                "No chance," Nelson replied.  "You only kept us up all night worrying."

                Lee shifted his gaze back to the Admiral.  "Again?"

                To his relief, Nelson and the Doctor laughed.

                "C'mon, Harry."  Jamie pushed off the bed.  "He needs to rest."  The CMO scowled down at Crane.  "No more nightmares."

                "Yes -- Jamie."  Lee was too tired to argue.  Nelson eased him back prone on the bed, and Jamieson pulled the covers back up.  He was safe here, they would look after him.  Krueger would not get him here. 




                Jamieson walked quietly over the storage cabinet.   "He'll be all right, now he knows where he is."

                "What did you call that - a regression nightmare?"

                "Yes.  Having Krueger take him over must have upset him more than we realized.  I'll talk to him about it when he's stronger, help him."

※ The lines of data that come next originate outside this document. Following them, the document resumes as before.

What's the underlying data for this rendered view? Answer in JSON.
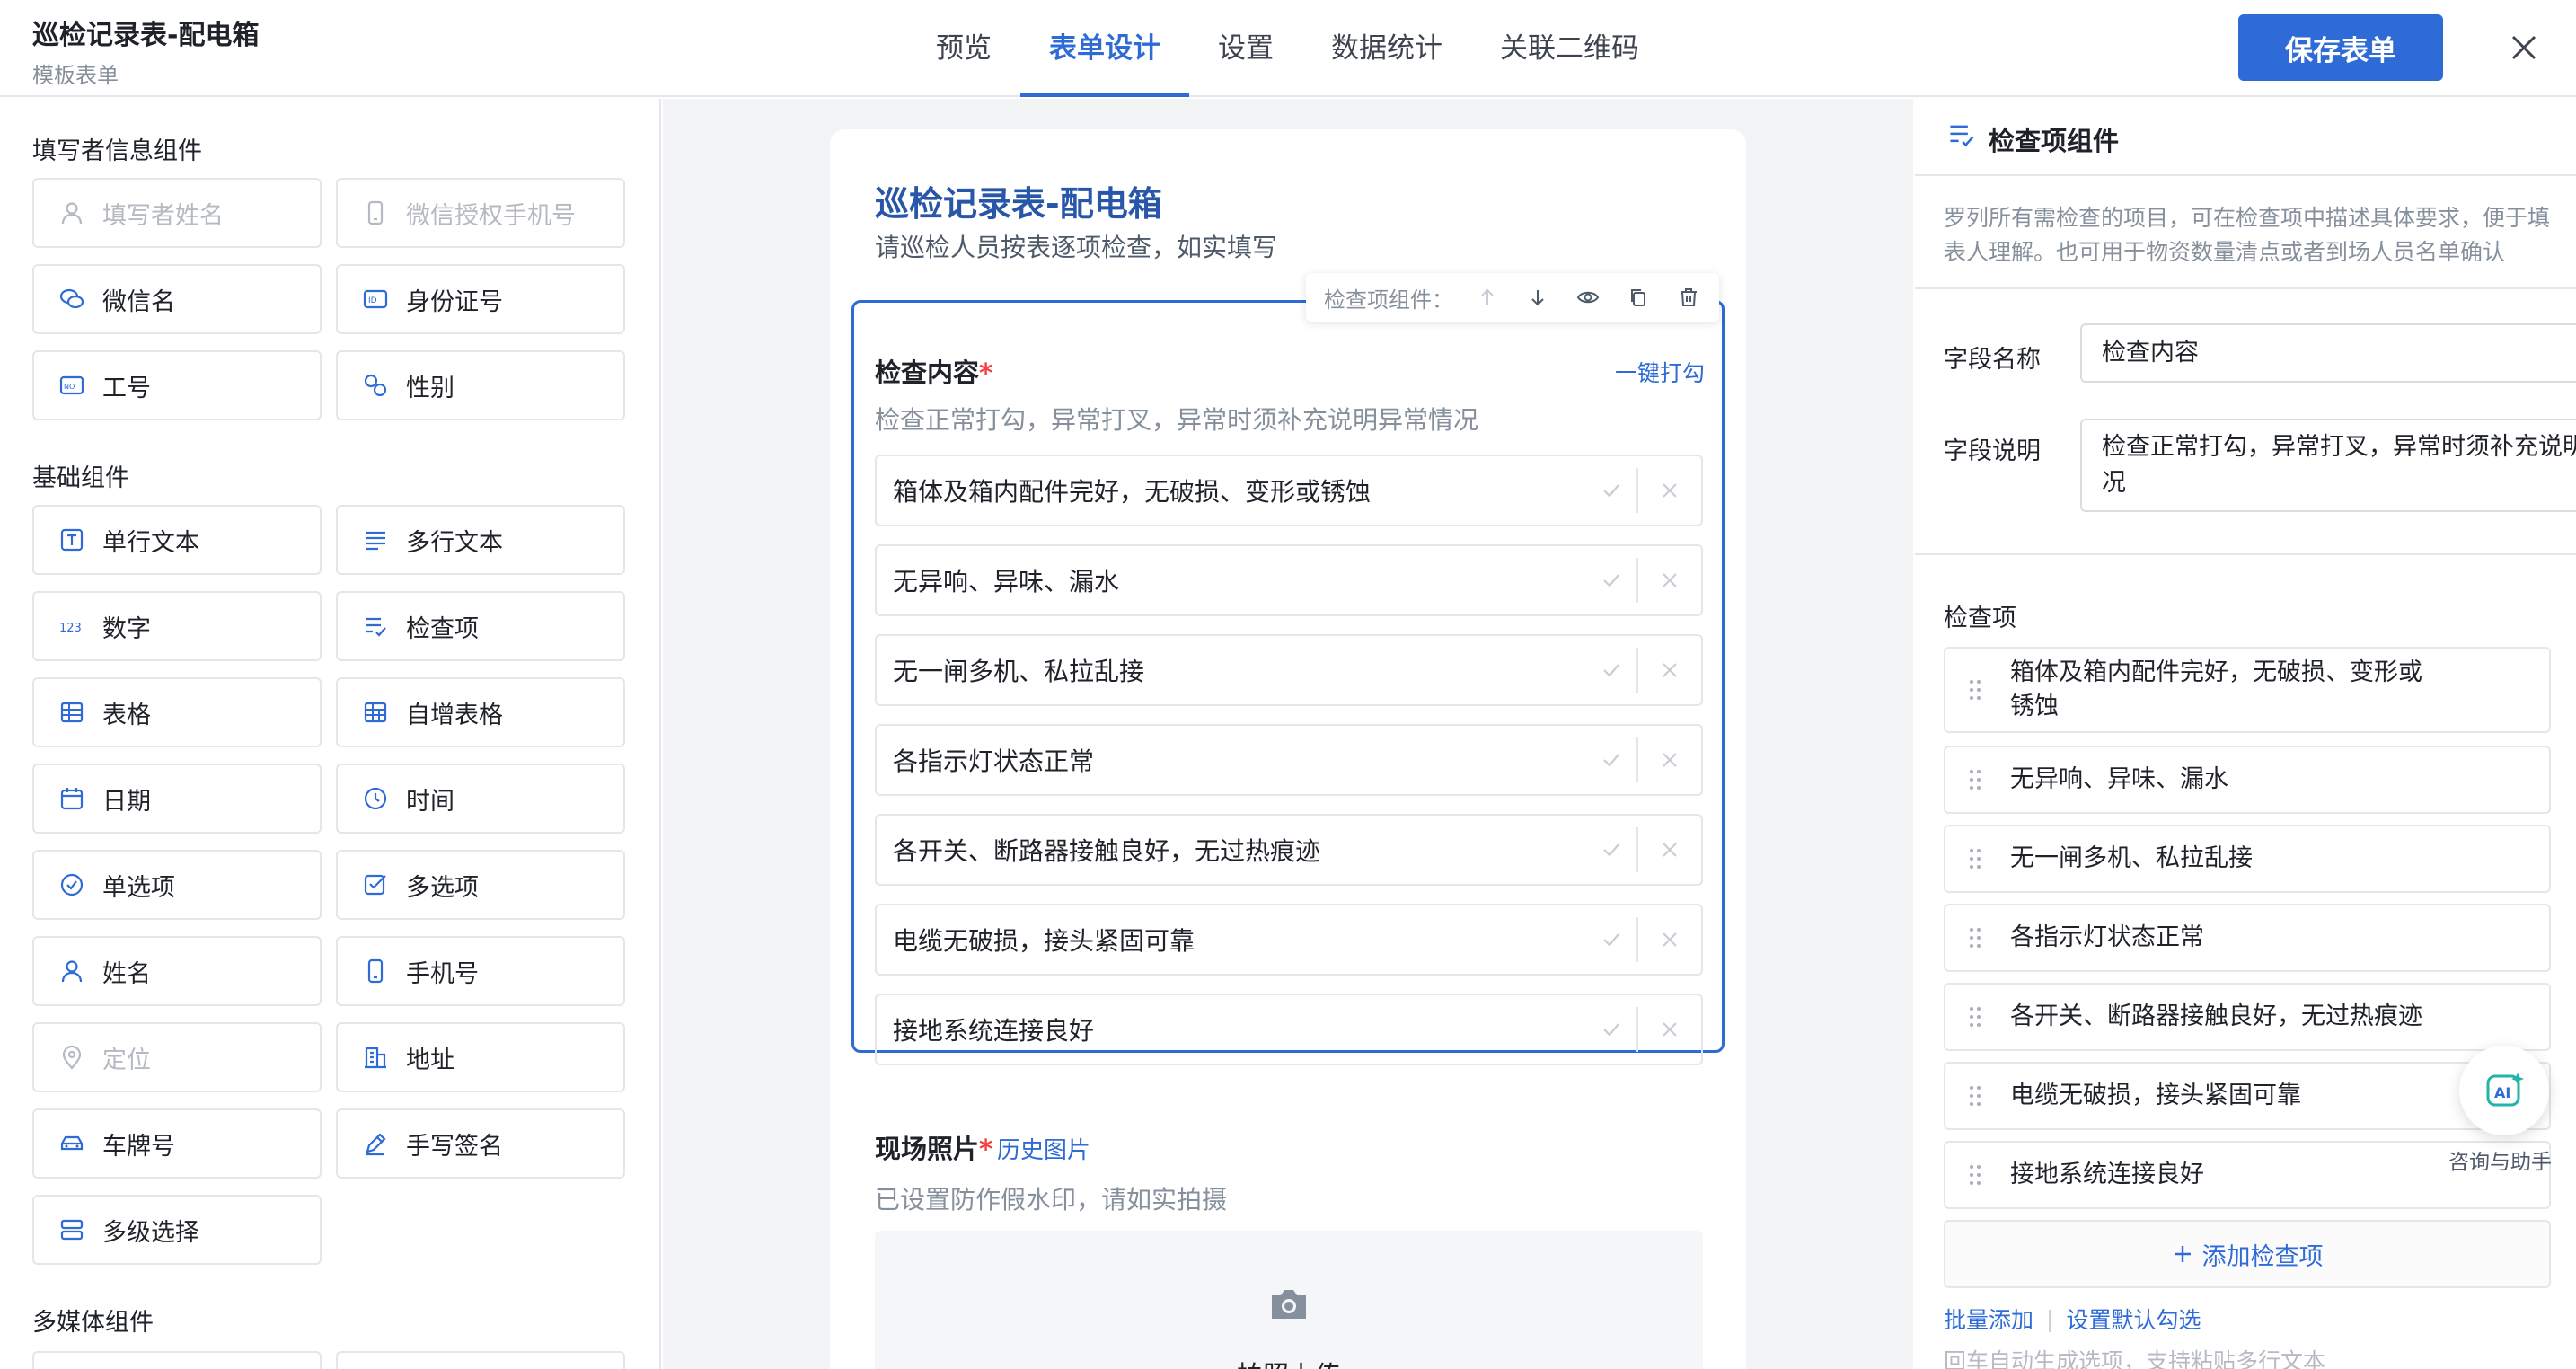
{
  "header": {
    "title": "巡检记录表-配电箱",
    "subtitle": "模板表单",
    "tabs": [
      {
        "label": "预览"
      },
      {
        "label": "表单设计",
        "active": true
      },
      {
        "label": "设置"
      },
      {
        "label": "数据统计"
      },
      {
        "label": "关联二维码"
      }
    ],
    "save_label": "保存表单",
    "accent": "#2e6bd6"
  },
  "left": {
    "groups": [
      {
        "title": "填写者信息组件"
      },
      {
        "title": "基础组件"
      },
      {
        "title": "多媒体组件"
      }
    ],
    "filler": [
      {
        "label": "填写者姓名",
        "icon": "person-icon",
        "disabled": true
      },
      {
        "label": "微信授权手机号",
        "icon": "phone-icon",
        "disabled": true
      },
      {
        "label": "微信名",
        "icon": "wechat-icon"
      },
      {
        "label": "身份证号",
        "icon": "id-card-icon"
      },
      {
        "label": "工号",
        "icon": "badge-icon"
      },
      {
        "label": "性别",
        "icon": "gender-icon"
      }
    ],
    "basic": [
      {
        "label": "单行文本",
        "icon": "text-icon"
      },
      {
        "label": "多行文本",
        "icon": "multiline-text-icon"
      },
      {
        "label": "数字",
        "icon": "number-icon"
      },
      {
        "label": "检查项",
        "icon": "checklist-icon"
      },
      {
        "label": "表格",
        "icon": "table-icon"
      },
      {
        "label": "自增表格",
        "icon": "table-add-icon"
      },
      {
        "label": "日期",
        "icon": "calendar-icon"
      },
      {
        "label": "时间",
        "icon": "clock-icon"
      },
      {
        "label": "单选项",
        "icon": "radio-icon"
      },
      {
        "label": "多选项",
        "icon": "checkbox-icon"
      },
      {
        "label": "姓名",
        "icon": "person-icon"
      },
      {
        "label": "手机号",
        "icon": "phone-icon"
      },
      {
        "label": "定位",
        "icon": "location-icon",
        "disabled": true
      },
      {
        "label": "地址",
        "icon": "building-icon"
      },
      {
        "label": "车牌号",
        "icon": "car-icon"
      },
      {
        "label": "手写签名",
        "icon": "pen-icon"
      },
      {
        "label": "多级选择",
        "icon": "cascade-icon"
      }
    ]
  },
  "form": {
    "title": "巡检记录表-配电箱",
    "description": "请巡检人员按表逐项检查，如实填写",
    "toolbar_label": "检查项组件：",
    "check_field": {
      "label": "检查内容",
      "required_mark": "*",
      "hint": "检查正常打勾，异常打叉，异常时须补充说明异常情况",
      "one_click": "一键打勾",
      "items": [
        "箱体及箱内配件完好，无破损、变形或锈蚀",
        "无异响、异味、漏水",
        "无一闸多机、私拉乱接",
        "各指示灯状态正常",
        "各开关、断路器接触良好，无过热痕迹",
        "电缆无破损，接头紧固可靠",
        "接地系统连接良好"
      ]
    },
    "photo_field": {
      "label": "现场照片",
      "required_mark": "*",
      "history_link": "历史图片",
      "hint": "已设置防作假水印，请如实拍摄",
      "upload_label": "拍照上传"
    }
  },
  "right": {
    "title": "检查项组件",
    "description": "罗列所有需检查的项目，可在检查项中描述具体要求，便于填表人理解。也可用于物资数量清点或者到场人员名单确认",
    "field_name_label": "字段名称",
    "field_name_value": "检查内容",
    "field_desc_label": "字段说明",
    "field_desc_value": "检查正常打勾，异常打叉，异常时须补充说明异常情况",
    "items_label": "检查项",
    "items": [
      "箱体及箱内配件完好，无破损、变形或锈蚀",
      "无异响、异味、漏水",
      "无一闸多机、私拉乱接",
      "各指示灯状态正常",
      "各开关、断路器接触良好，无过热痕迹",
      "电缆无破损，接头紧固可靠",
      "接地系统连接良好"
    ],
    "add_label": "添加检查项",
    "batch_add": "批量添加",
    "set_default": "设置默认勾选",
    "footnote": "回车自动生成选项，支持粘贴多行文本"
  },
  "assistant": {
    "label": "咨询与助手"
  }
}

                "That Krueger.  I hope he's gone to hell for good."

                "She promised you, didn't she."


                "Then let it go."  Doc put the gauze roll back in the cabinet.  "C'mon, I'm starved.  Let's go eat supper."  Will swung the cabinet closed and left.  Harry followed him.




                The mirror on the cabinet reflected back the now quiet Sick Bay.  Frank sat at the desk; writing.  The Captain was sleeping, his chest rising slightly with each breath.

                The surface of the mirror shimmered, then the outline of a man took shape.  Short, slightly on the stocky side, dressed in a black jacket and German Naval Officers' cap.

                Crane shifted in his sleep, tossing restlessly, and Frank rose from the desk.  The image in the mirror smiled, then laughed quietly.

                "So you think you have won, Nelson.  Your love was stronger than my will and you managed to snatch him back.  But I have time.  One day, when your guard is down, I shall take him.  Then he will be mine forever."

                The mirror shimmered, and the German's image faded away.

                Crane subsided, burrowing back into his pillow, and after a brief examination, Frank resumed his seat.  Nothing out of the ordinary.  The corpsman shrugged.  Must be the pain.  He’d make a note of it and let Doc decide whether Crane needed more medication. 

                The worst of it was over for the Captain, he would recover.  It had been close, but then that was nothing new.  It had a wild couple of days, something to write home about.  Frank looked down at the report.  Then again, maybe not...




The End?